• Exercise brief
Read through the lines below for the string "true" and copy each one that has it.

(Website and app data records)
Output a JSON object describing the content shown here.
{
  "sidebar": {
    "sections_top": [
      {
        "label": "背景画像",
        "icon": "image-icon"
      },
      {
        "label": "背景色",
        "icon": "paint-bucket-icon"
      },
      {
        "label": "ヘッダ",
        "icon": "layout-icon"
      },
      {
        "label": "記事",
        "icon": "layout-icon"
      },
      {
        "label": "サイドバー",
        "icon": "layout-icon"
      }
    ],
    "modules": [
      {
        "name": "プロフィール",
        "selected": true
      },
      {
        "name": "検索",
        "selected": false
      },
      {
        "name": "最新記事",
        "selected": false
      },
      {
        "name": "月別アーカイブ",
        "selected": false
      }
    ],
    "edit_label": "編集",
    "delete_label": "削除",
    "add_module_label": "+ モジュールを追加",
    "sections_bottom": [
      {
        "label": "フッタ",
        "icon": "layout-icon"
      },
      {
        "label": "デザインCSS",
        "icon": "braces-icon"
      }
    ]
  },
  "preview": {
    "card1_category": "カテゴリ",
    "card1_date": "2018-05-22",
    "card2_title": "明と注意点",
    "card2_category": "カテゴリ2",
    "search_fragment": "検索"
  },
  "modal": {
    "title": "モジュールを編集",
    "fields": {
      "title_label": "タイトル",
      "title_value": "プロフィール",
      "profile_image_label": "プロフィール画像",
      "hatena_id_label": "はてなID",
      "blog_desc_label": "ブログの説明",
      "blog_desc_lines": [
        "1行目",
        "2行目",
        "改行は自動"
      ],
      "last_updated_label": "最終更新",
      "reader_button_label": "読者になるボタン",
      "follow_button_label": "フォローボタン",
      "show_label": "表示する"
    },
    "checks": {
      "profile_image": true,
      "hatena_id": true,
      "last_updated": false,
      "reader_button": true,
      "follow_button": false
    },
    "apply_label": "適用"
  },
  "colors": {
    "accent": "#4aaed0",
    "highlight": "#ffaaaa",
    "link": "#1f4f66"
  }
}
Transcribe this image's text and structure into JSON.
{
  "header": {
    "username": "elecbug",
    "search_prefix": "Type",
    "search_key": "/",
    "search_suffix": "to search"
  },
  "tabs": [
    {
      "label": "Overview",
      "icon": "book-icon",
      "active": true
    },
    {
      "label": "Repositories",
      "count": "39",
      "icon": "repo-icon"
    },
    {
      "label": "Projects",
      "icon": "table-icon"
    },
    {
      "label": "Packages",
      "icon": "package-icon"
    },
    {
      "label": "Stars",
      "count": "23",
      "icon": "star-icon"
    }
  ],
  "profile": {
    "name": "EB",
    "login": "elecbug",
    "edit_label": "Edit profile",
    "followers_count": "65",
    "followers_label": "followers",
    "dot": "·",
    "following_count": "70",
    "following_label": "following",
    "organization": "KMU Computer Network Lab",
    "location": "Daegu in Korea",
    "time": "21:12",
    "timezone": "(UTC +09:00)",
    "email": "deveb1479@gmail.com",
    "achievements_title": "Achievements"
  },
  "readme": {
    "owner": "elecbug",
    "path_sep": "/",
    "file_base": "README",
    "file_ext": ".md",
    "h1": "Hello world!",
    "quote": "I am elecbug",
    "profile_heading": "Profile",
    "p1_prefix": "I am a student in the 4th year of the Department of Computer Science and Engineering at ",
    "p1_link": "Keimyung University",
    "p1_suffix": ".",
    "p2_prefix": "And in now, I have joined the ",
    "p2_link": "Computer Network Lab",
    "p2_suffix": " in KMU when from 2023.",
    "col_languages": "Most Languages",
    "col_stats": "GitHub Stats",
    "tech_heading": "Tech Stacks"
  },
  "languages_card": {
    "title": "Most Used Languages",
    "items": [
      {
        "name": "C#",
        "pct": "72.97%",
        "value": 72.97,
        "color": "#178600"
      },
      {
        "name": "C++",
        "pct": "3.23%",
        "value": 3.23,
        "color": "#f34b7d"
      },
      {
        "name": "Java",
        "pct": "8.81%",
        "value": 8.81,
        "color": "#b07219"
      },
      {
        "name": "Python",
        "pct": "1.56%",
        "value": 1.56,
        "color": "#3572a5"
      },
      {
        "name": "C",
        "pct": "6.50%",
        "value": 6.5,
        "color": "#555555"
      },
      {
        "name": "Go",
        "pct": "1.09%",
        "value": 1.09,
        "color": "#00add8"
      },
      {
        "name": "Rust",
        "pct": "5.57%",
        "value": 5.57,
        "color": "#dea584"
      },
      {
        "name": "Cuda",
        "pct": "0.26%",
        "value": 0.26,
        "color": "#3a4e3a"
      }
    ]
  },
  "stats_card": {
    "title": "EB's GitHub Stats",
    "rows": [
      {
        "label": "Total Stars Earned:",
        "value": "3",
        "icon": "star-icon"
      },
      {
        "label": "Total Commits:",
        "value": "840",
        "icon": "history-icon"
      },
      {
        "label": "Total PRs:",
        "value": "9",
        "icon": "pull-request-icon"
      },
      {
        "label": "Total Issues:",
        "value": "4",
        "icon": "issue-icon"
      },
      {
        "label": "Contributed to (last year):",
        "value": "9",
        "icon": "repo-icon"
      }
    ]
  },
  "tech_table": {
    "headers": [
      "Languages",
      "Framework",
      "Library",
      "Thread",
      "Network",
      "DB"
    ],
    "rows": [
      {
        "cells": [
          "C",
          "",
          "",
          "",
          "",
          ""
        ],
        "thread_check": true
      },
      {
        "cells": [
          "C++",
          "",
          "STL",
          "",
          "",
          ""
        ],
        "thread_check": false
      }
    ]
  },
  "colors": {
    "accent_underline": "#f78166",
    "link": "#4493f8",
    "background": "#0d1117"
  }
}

• Result of this task
        "selected": true
      "profile_image": true,
      "hatena_id": true,
      "reader_button": true,
      "active": true
        "thread_check": true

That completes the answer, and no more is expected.